Once upon a time, I suffered from glossophobia.
This affliction touches billions. It's the fear of public speaking, even to a tiny group.
I conquered it by discovering what makes people smile, nod, and listen carefully, because nothing calms you down faster than an interested audience.
This is what I've learned.
People love stories. Children plea for them at night, and adults crave them, too. Stories make us wonder; we want to know what happens next, which keeps us engaged, even enthralled.
People don't want to be impressed. They want to be respected. Rookie speakers feel tempted to impress an audience, assuming that this will make their ideas sound impressive, too. But if your words or actions suggest "I am better than you," people won't care what you say.
This principle also underlies another rule of effective speaking: Dress like your audience, but just a little bit better."
Don't try to impress them. Try to touch them.
People care if. If you truly want to help your listeners--by informing or motivating them, or improving their lives--they will care and listen. But they will care only if you do.
This recalls a favorite tip: "If you really care, notify your face."
Your eyes mean everything.
Your eyes mean everything.We mistrust people who won't look us in the eyes--even if our eyes are among over 200 sets in a room. We regard peoples' eyes as windows to their souls, and it's from our eyes that people assess us.
If you look each person in the eye for a few seconds, you make each person feel important--a feeling that every person craves. It also makes each audience member feel involved; it makes your presentation feel like a conversation rather than a recitation.
For this reason, minimize visual aids. They break eye contact and make it appear that you are talking to the screen and not to your listeners.
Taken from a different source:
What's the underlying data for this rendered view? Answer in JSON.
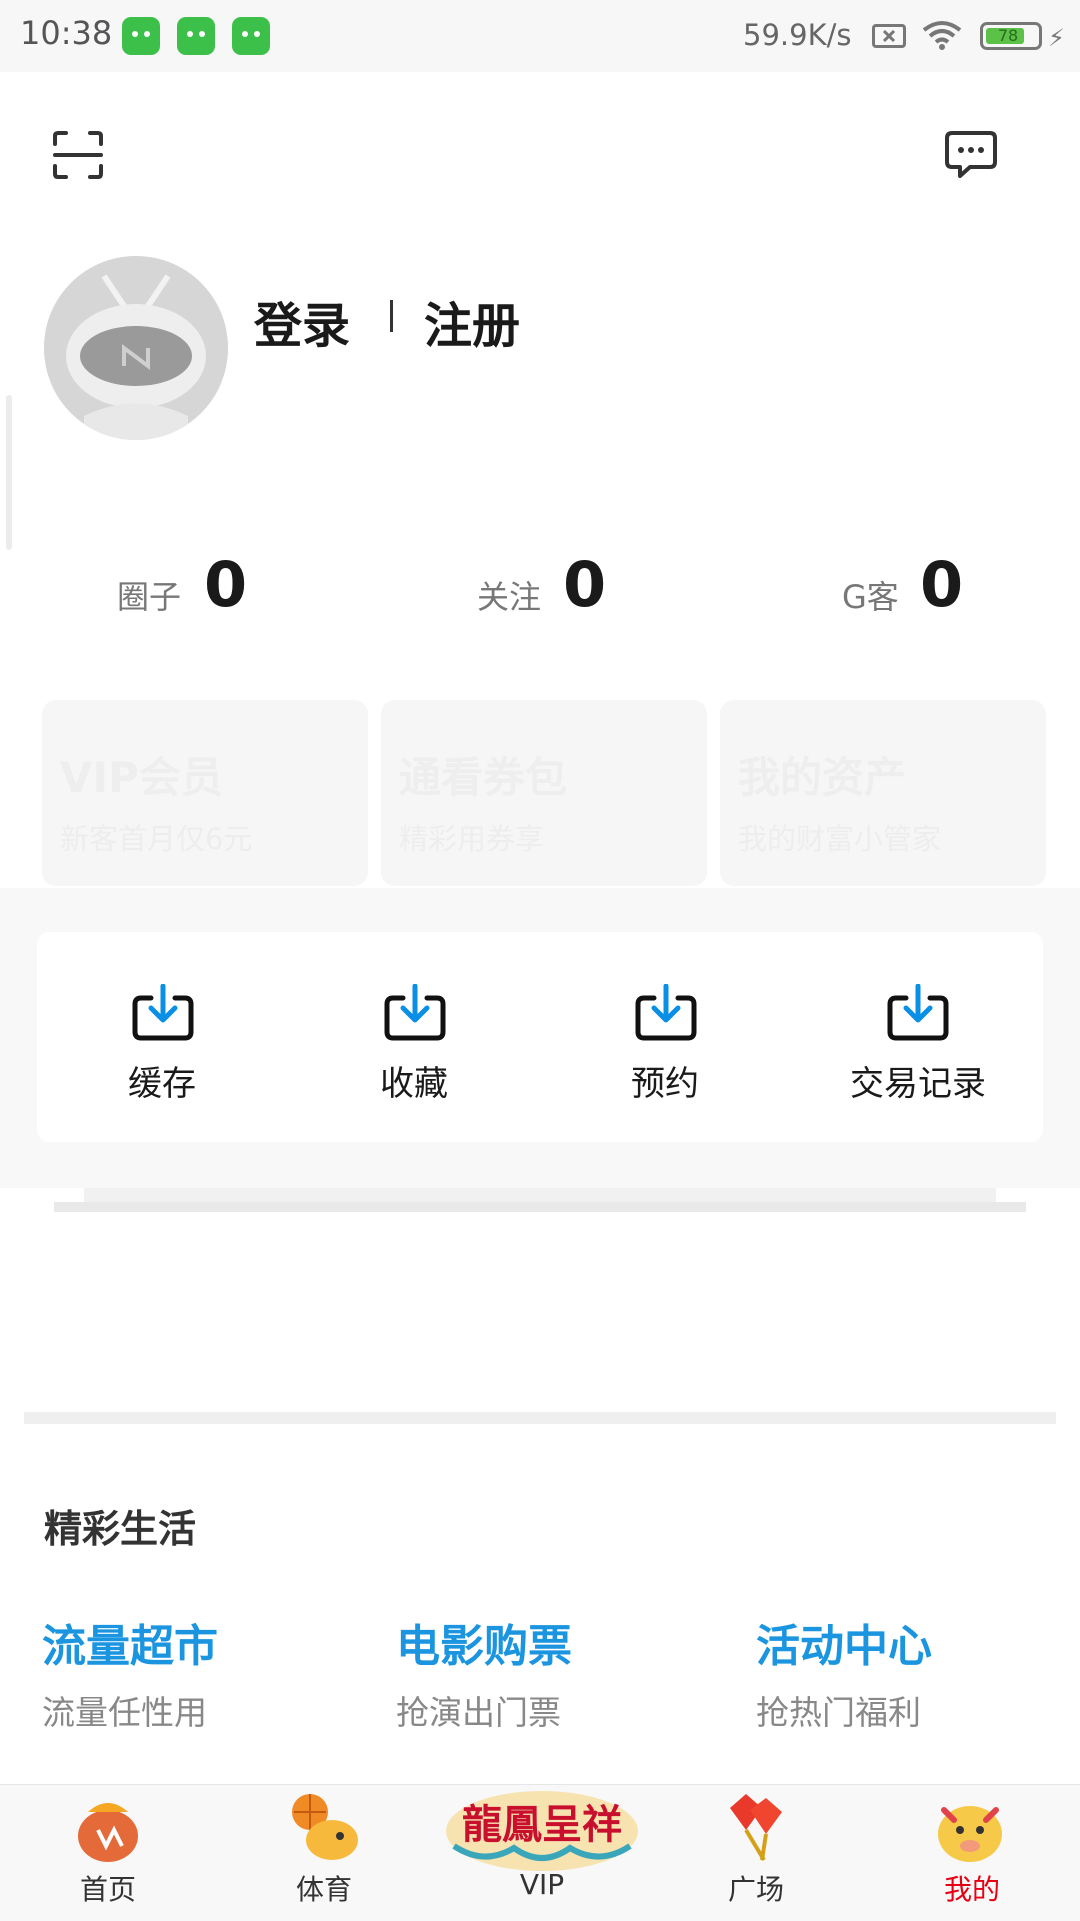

Look them in the eyes.
Preparation matters. But not for the reason you suspect. Preparation does more than make a presentation appear polished--and a too-polished presentation actually can feel inauthentic, even souless. If you've spent hours learning about the people to whom you are speaking, you will communicate the most compelling message you can deliver to a person: You are important to me.
If it's worth saying, it bears repeating. The old rule--"Tell them what you are going to tell them, then tell them, then tell them what you told them"--reflects the limitations of our memories. Plus researchers have shown repeatedly that people are more apt to believe something they hear more than once--even if they hear it from the same person, and even if they question that person's credibility.
People love music. An outstanding speech is musical; it ebbs and flows, hits a variety of notes, and makes beautiful use of pauses and silence. Just as in humor, speaking's key ingredient is timing.
Allow some gaps between your notes.
Obey The Rule of Seven. There's a reason why only seven principles appear above: Our brains and memories have limits. We can recall seven-digit phone numbers. Throw in an area code, however, and we become helpless. So make no more than seven points. (Recent research suggests that making just three or four points works much better.
Harry Beckwith (website)(Twitter) speaks and lectures on marketing and consumer psychology all over the world. His books include the worldwide bestseller, Sellng the Invisible, and the just-released Unthinking: The Surprising Forces Behind What We Buy.
(On repetition) Begg, I.M., Anas, A., and Farinaccci, S. "Dissociation of processes of belief", Journal of Experimental Psychology: General Volume 121, Issue 4, December 1992, Pages 446-458
Miller, G. A. (1956), "The magical number seven, plus or minus two: Some limits on our capacity for processing information", Psychological Review 63 (2): 343-355
Cowan, N. (2001). "The magical number four in short-term memory: A reconsideration of mental storage capacity", Behavioral and Brain Sciences, 24, 87-185.